“Consumers are our eyes and ears on the ground, and we use their complaints to investigate possible price gouging,” Cooper said. “If you spot excessive prices during this time of crisis please let us know.”
Consumers can report suspected price gouging online at www.ncdog.gov or by calling 1-877-566-7226.
McCrory said Colonial Pipeline Line 2, which carries diesel, airline and heating fuel, was also shut down Monday but was operating again at diminished capacity. Colonial Pipeline connects Gulf Coast refineries with 13 southern and mid-Atlantic states and the District of Columbia.
Monday’s explosion occurred when a track hoe struck the pipeline, killing one worker and injuring five others, according to Colonial Pipeline. The fire continued to burn Tuesday, and firefighters built an earthen berm to contain the burning fuel, according to the Associated Press.

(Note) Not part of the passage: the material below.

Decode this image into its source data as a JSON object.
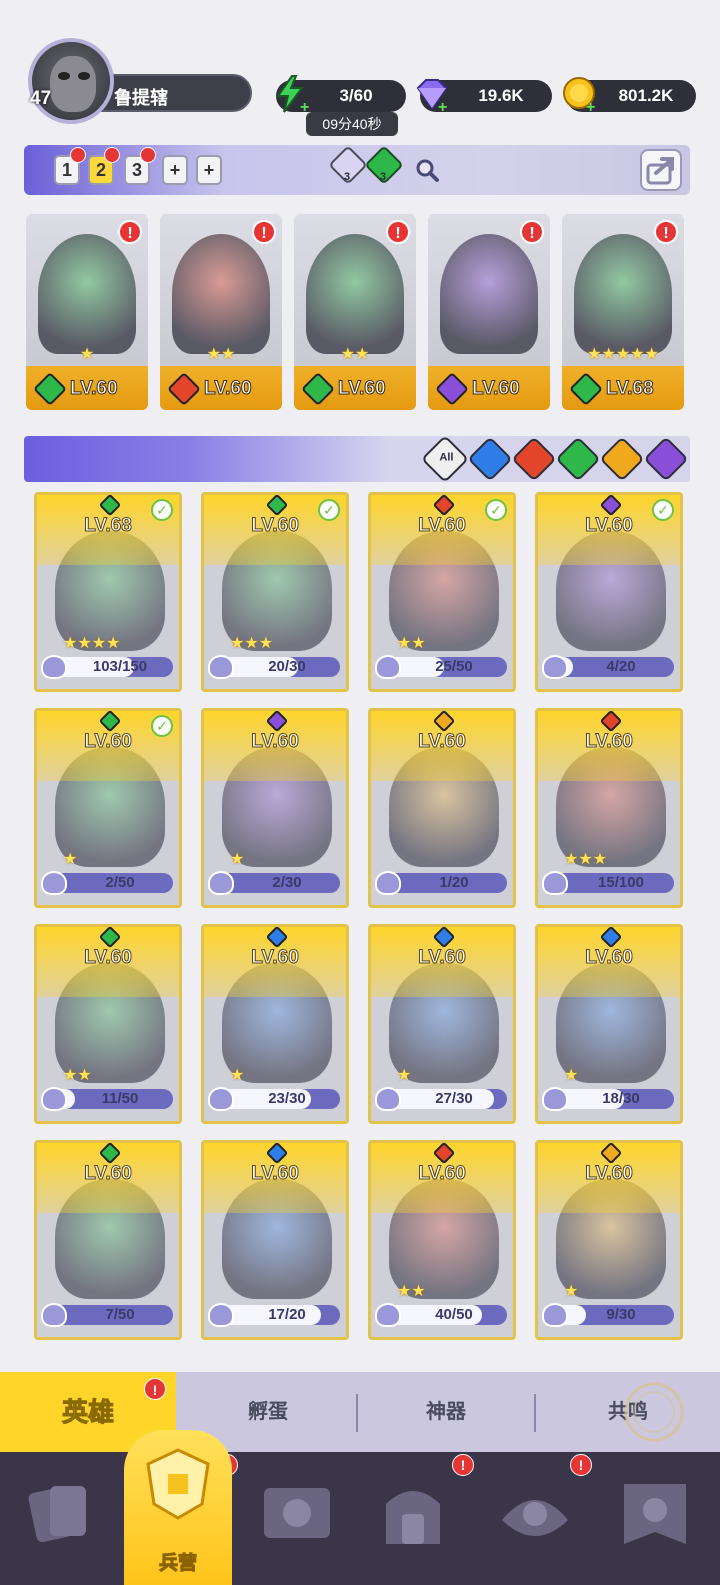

The explosion comes less than two months after a Colonial Pipeline leak near Helena, Alabama, shut down the pipeline for 12 days and resulted in higher prices and fuel shortages in North Carolina. McCrory said it’s not clear whether the fuel reserves that were depleted then have been rebuilt.
But AAA Carolinas says motorists should expect gas prices to rise as a result of the shutdown, as suppliers switch to barges and long-distance trucking to get fuel to the region.
“If September’s shutdown was any indicator of what we should expect, prices are definitely going to spike at the pump,” said Tiffany Wright, public relations manager for AAA Carolinas. “We saw price spikes of 20 to 30 cents in some areas, and there were a ton of stations with bagged pumps due to shortages.”
To try to conserve fuel, McCrory also ordered that state employees not take any non-essential trips.